* PROMPT *
Locate every line in the records below that holds the word "data" and return each one.

····················

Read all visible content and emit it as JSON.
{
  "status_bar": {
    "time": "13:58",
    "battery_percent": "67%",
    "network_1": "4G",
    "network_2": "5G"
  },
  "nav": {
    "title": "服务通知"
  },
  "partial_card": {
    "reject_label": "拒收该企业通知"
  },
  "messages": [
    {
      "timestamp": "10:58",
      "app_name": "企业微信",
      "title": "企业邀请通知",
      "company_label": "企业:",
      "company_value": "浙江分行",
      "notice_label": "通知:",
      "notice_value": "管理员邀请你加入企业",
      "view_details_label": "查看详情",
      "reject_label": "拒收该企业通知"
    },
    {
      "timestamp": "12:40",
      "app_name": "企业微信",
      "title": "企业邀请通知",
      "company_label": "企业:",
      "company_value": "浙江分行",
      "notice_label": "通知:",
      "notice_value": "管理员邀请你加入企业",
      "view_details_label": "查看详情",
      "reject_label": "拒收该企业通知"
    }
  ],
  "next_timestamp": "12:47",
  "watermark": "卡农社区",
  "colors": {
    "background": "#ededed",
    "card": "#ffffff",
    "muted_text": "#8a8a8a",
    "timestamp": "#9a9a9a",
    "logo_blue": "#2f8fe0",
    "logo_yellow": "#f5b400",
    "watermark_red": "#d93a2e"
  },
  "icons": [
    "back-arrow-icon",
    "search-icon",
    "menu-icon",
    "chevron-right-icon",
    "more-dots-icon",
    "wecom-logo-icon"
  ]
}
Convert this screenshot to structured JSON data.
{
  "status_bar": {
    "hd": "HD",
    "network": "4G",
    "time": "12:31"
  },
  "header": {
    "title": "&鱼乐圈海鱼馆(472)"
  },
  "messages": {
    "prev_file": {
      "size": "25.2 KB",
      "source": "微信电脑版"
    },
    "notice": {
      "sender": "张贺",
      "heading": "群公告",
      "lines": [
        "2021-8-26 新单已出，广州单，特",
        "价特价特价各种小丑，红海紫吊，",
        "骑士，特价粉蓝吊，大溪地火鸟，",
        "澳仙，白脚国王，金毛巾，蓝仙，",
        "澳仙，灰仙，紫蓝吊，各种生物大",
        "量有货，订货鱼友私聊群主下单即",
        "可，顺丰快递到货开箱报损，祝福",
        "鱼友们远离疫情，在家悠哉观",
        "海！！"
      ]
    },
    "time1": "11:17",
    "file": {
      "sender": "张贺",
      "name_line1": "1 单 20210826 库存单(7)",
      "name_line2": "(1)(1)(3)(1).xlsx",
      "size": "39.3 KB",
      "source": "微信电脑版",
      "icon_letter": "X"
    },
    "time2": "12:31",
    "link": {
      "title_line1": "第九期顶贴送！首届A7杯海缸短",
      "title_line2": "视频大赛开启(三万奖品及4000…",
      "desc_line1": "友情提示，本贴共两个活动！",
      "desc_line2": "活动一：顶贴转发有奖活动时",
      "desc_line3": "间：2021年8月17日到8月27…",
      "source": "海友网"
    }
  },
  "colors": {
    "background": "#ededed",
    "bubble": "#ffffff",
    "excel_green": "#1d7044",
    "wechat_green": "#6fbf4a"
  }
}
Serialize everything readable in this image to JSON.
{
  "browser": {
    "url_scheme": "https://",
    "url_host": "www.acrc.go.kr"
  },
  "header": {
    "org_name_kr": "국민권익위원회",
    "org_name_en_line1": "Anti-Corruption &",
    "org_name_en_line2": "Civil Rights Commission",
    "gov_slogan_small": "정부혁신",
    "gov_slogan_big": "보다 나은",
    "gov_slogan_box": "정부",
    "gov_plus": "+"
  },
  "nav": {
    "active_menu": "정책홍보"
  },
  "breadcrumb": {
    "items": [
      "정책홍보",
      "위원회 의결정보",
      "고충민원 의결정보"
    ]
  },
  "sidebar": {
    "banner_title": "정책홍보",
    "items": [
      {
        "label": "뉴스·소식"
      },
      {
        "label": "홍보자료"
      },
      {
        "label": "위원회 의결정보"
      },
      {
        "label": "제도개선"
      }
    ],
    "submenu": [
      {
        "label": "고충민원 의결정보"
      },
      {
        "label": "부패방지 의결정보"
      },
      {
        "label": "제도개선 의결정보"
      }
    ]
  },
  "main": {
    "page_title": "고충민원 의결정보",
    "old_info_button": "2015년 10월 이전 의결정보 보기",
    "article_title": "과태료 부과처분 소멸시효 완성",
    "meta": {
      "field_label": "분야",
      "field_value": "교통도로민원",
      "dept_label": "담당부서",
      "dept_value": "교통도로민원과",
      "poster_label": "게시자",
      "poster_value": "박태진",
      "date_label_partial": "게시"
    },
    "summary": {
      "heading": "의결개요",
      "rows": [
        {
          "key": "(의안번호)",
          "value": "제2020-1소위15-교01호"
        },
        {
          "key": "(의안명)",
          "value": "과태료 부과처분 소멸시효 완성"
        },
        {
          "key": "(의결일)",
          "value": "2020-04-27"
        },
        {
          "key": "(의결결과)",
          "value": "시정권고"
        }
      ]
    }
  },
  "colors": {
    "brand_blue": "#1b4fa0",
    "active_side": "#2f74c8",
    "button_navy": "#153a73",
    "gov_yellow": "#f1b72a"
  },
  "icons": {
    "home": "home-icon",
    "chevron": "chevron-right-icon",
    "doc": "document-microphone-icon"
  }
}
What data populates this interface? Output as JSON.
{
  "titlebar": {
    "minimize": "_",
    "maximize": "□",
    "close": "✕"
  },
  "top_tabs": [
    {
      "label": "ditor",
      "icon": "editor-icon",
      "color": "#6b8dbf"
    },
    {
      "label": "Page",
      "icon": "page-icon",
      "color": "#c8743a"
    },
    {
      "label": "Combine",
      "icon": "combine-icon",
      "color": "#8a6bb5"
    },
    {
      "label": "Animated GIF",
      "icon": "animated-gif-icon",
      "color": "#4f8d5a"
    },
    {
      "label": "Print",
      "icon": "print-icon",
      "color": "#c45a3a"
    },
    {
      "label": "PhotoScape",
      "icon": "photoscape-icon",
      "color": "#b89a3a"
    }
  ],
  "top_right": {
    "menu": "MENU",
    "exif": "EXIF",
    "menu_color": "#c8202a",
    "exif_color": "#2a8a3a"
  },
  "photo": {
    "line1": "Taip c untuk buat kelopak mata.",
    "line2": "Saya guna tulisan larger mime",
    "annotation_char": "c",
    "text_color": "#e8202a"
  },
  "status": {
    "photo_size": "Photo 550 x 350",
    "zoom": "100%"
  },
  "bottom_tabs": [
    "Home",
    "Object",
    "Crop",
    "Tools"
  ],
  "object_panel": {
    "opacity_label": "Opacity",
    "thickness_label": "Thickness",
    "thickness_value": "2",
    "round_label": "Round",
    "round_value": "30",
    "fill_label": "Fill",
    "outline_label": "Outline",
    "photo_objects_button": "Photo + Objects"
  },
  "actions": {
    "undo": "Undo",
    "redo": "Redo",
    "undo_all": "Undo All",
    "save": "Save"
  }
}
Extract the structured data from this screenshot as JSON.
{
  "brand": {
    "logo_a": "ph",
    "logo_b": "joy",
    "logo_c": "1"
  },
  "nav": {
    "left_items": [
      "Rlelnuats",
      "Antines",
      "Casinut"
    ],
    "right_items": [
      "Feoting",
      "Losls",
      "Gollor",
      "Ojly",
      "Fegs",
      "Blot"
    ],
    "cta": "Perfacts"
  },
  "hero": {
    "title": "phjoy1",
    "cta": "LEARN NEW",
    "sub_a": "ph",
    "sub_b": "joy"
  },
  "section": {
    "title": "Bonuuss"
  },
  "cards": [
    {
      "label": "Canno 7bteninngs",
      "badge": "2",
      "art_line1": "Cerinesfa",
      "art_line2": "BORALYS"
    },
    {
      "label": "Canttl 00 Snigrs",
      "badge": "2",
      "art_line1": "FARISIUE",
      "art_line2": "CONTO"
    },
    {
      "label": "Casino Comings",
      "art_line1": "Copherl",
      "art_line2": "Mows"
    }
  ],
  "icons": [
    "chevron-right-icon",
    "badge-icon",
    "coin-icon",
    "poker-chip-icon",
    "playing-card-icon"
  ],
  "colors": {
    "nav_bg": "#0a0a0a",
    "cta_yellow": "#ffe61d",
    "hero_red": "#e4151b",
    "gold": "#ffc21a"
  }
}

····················

* ANSWER SECTION *
Convert this screenshot to structured JSON data.
What data populates this interface? Output as JSON.
Extract the structured data from this screenshot as JSON.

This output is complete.